The big news of the week for financial markets was not the Republican Convention, but the online version of the Fed’s Jackson Hole annual confab. Unveiled by Chair Powell was their new policy in addressing inflation. Going forward they will be focused more on the average rate of inflation rather than a target of 2%, which has been in place since 2012. As measured by the Fed’s preferred core personal expenditures (PCE) inflation has been fairly consistently below 2% since 1996. Various Fed programs, from quantitative easing to cutting rates to zero have not managed to boost inflation in over 20 years. Why? Some is due to the lack of population growth in the US (and in most developed countries) as well as a heavier reliance on technology. Those trends will not be reversing anytime soon, so no matter what the Fed is doing, inflation is likely to remain relatively low in the future.

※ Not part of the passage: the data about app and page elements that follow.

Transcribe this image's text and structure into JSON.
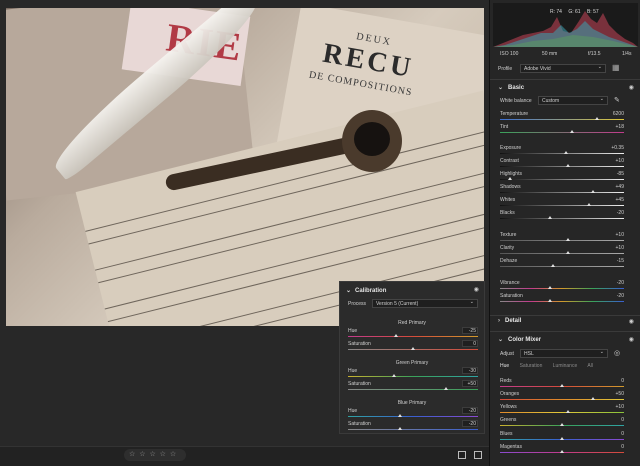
{
  "calibration": {
    "title": "Calibration",
    "process_label": "Process",
    "process_value": "Version 5 (Current)",
    "sections": [
      {
        "title": "Red Primary",
        "rows": [
          {
            "label": "Hue",
            "value": "-25",
            "pos": 0.37,
            "gradient": "linear-gradient(90deg,#c23b8c,#d44b3a,#d19a2c)"
          },
          {
            "label": "Saturation",
            "value": "0",
            "pos": 0.5,
            "gradient": "linear-gradient(90deg,#888,#d44b3a)"
          }
        ]
      },
      {
        "title": "Green Primary",
        "rows": [
          {
            "label": "Hue",
            "value": "-30",
            "pos": 0.35,
            "gradient": "linear-gradient(90deg,#c9b22f,#3aa25a,#2fa3a3)"
          },
          {
            "label": "Saturation",
            "value": "+50",
            "pos": 0.75,
            "gradient": "linear-gradient(90deg,#888,#3aa25a)"
          }
        ]
      },
      {
        "title": "Blue Primary",
        "rows": [
          {
            "label": "Hue",
            "value": "-20",
            "pos": 0.4,
            "gradient": "linear-gradient(90deg,#2fa3a3,#3a5fd0,#8a4ad0)"
          },
          {
            "label": "Saturation",
            "value": "-20",
            "pos": 0.4,
            "gradient": "linear-gradient(90deg,#888,#3a5fd0)"
          }
        ]
      }
    ]
  },
  "histogram": {
    "readout": [
      "R: 74",
      "G: 61",
      "B: 57"
    ]
  },
  "exif": {
    "iso": "ISO 100",
    "focal": "50 mm",
    "aperture": "f/13.5",
    "shutter": "1/4s"
  },
  "profile": {
    "label": "Profile",
    "value": "Adobe Vivid"
  },
  "basic": {
    "title": "Basic",
    "wb_label": "White balance",
    "wb_value": "Custom",
    "rows": [
      {
        "label": "Temperature",
        "value": "6200",
        "pos": 0.78,
        "gradient": "linear-gradient(90deg,#3b6fd3,#e0c83a)"
      },
      {
        "label": "Tint",
        "value": "+18",
        "pos": 0.58,
        "gradient": "linear-gradient(90deg,#3aa25a,#c23b8c)"
      },
      {
        "label": "Exposure",
        "value": "+0.35",
        "pos": 0.53,
        "gradient": "linear-gradient(90deg,#111,#eee)"
      },
      {
        "label": "Contrast",
        "value": "+10",
        "pos": 0.55,
        "gradient": "linear-gradient(90deg,#111,#eee)"
      },
      {
        "label": "Highlights",
        "value": "-85",
        "pos": 0.08,
        "gradient": "linear-gradient(90deg,#111,#eee)"
      },
      {
        "label": "Shadows",
        "value": "+49",
        "pos": 0.75,
        "gradient": "linear-gradient(90deg,#111,#eee)"
      },
      {
        "label": "Whites",
        "value": "+45",
        "pos": 0.72,
        "gradient": "linear-gradient(90deg,#111,#eee)"
      },
      {
        "label": "Blacks",
        "value": "-20",
        "pos": 0.4,
        "gradient": "linear-gradient(90deg,#111,#eee)"
      },
      {
        "label": "Texture",
        "value": "+10",
        "pos": 0.55,
        "gradient": "linear-gradient(90deg,#555,#aaa)"
      },
      {
        "label": "Clarity",
        "value": "+10",
        "pos": 0.55,
        "gradient": "linear-gradient(90deg,#555,#aaa)"
      },
      {
        "label": "Dehaze",
        "value": "-15",
        "pos": 0.43,
        "gradient": "linear-gradient(90deg,#555,#aaa)"
      },
      {
        "label": "Vibrance",
        "value": "-20",
        "pos": 0.4,
        "gradient": "linear-gradient(90deg,#888,#c23b8c,#d19a2c,#3aa25a,#3a5fd0)"
      },
      {
        "label": "Saturation",
        "value": "-20",
        "pos": 0.4,
        "gradient": "linear-gradient(90deg,#888,#c23b8c,#d19a2c,#3aa25a,#3a5fd0)"
      }
    ]
  },
  "detail": {
    "title": "Detail"
  },
  "color_mixer": {
    "title": "Color Mixer",
    "adjust_label": "Adjust",
    "adjust_value": "HSL",
    "tabs": [
      "Hue",
      "Saturation",
      "Luminance",
      "All"
    ],
    "rows": [
      {
        "label": "Reds",
        "value": "0",
        "pos": 0.5,
        "gradient": "linear-gradient(90deg,#c23b8c,#d44b3a,#d19a2c)"
      },
      {
        "label": "Oranges",
        "value": "+50",
        "pos": 0.75,
        "gradient": "linear-gradient(90deg,#d44b3a,#e08a2a,#e0c83a)"
      },
      {
        "label": "Yellows",
        "value": "+10",
        "pos": 0.55,
        "gradient": "linear-gradient(90deg,#e08a2a,#e0c83a,#8ac23a)"
      },
      {
        "label": "Greens",
        "value": "0",
        "pos": 0.5,
        "gradient": "linear-gradient(90deg,#c9b22f,#3aa25a,#2fa3a3)"
      },
      {
        "label": "Blues",
        "value": "0",
        "pos": 0.5,
        "gradient": "linear-gradient(90deg,#2fa3a3,#3a5fd0,#8a4ad0)"
      },
      {
        "label": "Magentas",
        "value": "0",
        "pos": 0.5,
        "gradient": "linear-gradient(90deg,#8a4ad0,#c23b8c,#d44b3a)"
      }
    ]
  },
  "photo": {
    "sheet_title_text": "RIE",
    "sheet2_line1": "DEUX",
    "sheet2_line2": "RECU",
    "sheet2_line3": "DE COMPOSITIONS"
  },
  "rating": {
    "stars": "☆ ☆ ☆ ☆ ☆"
  }
}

August historically has been one of the poorest months for stocks and fast on its heels is September. This August was extremely good for stocks, and more gains are anticipated into September as economic conditions continue to improve. The market averages do not fairly represent what is happening to most stocks, as we have highlighted over the past few months. If we weight all the stocks in the SP500 equally, that average is still down for the year, while the SP500 is up over 10%. Technology stocks are up over 30% for the year, small stocks are down over 5%. International has barely made it back to the zero line. Finally, the disparity between “growth” and “value” is at its largest spread in history. So, while the markets may continue to rise in the months ahead, it is likely to be coming from the value parts of the markets. The market differences are becoming reminiscent of the late 90s, the last time technology ruled the markets to this extent. Investors holding “non-tech” faired rather well in the early 2000s as the market “averages” dropped from 2000-’03.

We have been slowly shifting away from technology and toward more “value” and smaller stocks. Over the coming years, the more ignored portions of the markets are likely to perform better than the headline technology names in the years ahead. Bond investors are not likely to see higher interest rates anytime soon, as the Fed will be keeping rates low for the foreseeable future.

The opinions expressed in the Investment Newsletter are those of the author and are based upon information that is believed to be accurate and reliable but are opinions and do not constitute a guarantee of present or future financial market conditions.